City of Richardson v. Slaver

Dallas Court of Appeals, No. 05-18-00562-CV (February 28, 2019)

Justices Whitehill, Molberg, and Reichek (opinion linked here)

Plaintiff Slaver alleges she was injured when a water-meter cover flipped open under her, causing her to fall. The City of Richardson argued Slaver’s claim against it should be dismissed on the grounds of sovereign immunity because it was based on an alleged premises defect about which the City had no knowledge. Slaver argued the claim was based on the condition or use of tangible personal property, so knowledge of the alleged defect was not necessary for waiver of immunity. The trial court agreed with Slaver and denied the City’s motion to dismiss.

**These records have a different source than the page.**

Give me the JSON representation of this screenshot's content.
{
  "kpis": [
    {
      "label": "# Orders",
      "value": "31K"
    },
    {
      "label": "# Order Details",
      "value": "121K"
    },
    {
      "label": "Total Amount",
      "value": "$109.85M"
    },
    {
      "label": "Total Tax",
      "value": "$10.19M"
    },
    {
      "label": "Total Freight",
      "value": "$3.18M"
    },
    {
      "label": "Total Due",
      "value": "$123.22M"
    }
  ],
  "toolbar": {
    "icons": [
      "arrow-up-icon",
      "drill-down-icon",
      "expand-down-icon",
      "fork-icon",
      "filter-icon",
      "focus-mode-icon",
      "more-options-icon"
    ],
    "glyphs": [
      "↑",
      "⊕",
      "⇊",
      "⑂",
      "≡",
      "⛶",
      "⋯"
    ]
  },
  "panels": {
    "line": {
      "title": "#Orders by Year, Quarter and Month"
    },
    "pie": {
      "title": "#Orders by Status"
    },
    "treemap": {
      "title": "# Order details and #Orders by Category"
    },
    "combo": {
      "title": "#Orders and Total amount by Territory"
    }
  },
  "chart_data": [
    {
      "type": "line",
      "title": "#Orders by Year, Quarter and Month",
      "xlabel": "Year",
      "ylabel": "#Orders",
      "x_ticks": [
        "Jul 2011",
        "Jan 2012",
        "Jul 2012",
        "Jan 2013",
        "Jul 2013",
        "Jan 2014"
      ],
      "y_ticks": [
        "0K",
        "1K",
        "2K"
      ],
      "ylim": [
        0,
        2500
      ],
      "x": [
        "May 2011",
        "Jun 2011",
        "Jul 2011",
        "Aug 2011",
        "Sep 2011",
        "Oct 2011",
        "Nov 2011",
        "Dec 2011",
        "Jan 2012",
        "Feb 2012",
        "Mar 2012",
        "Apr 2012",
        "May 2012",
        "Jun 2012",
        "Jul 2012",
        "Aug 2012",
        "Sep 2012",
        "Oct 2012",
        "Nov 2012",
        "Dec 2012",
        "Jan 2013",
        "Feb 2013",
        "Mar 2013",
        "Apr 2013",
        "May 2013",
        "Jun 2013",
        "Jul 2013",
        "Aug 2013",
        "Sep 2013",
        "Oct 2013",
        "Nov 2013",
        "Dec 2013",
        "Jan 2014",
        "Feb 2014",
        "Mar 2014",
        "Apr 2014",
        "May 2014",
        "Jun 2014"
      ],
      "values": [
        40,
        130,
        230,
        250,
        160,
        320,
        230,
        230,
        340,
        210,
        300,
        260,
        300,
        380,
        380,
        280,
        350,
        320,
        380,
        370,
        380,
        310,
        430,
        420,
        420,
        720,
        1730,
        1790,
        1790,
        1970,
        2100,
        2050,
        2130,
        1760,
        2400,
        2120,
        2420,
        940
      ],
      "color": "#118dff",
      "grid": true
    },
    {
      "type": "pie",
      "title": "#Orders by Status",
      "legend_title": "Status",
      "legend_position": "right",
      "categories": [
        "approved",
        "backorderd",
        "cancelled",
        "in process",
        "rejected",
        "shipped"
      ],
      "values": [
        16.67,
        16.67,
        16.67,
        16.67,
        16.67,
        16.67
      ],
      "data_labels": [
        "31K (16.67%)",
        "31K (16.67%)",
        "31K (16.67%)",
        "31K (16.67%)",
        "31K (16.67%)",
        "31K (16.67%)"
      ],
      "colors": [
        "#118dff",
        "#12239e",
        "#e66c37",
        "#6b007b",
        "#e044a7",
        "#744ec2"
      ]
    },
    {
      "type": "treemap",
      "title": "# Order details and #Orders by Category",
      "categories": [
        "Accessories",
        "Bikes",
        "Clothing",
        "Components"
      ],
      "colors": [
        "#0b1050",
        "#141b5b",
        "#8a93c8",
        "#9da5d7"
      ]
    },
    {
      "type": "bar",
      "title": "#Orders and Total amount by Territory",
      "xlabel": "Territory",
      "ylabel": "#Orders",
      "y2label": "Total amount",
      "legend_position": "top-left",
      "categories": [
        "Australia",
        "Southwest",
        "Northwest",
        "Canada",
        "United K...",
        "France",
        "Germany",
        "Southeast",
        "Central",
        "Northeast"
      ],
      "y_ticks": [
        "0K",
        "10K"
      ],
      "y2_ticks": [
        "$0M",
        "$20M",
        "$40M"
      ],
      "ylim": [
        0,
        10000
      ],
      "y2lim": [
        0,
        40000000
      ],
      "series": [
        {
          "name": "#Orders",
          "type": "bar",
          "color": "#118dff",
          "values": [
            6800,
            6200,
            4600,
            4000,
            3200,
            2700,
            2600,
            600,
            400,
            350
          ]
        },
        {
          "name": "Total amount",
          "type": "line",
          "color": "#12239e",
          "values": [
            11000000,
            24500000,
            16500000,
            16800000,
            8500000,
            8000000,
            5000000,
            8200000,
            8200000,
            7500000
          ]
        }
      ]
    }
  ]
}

The Dallas Court of Appeals sided with the City. There was no dispute that the water meter was in the ground under the level of the parking lot where Slaver fell, and when allegedly defective property is affixed to land or other property, the case involves a premises defect. The Court ruled that the water meter included all of its integral parts, including the cover, regardless whether the cover could be removed. But even if the cover itself could be considered tangible property, an item of personal property that creates a dangerous condition on real property is a premises defect. “The distinction lies in whether it is the actual use or condition of the tangible personal property itself that allegedly caused the injury, or whether it is a condition of real property—created by an item of tangible personal property—that allegedly caused the injury.” Because the Court concluded the case involved a premises defect and there was no evidence the City had actual knowledge of the dangerous condition, the Court reversed the trial court’s order denying the City’s plea and dismissed Slaver’s claims for lack of jurisdiction.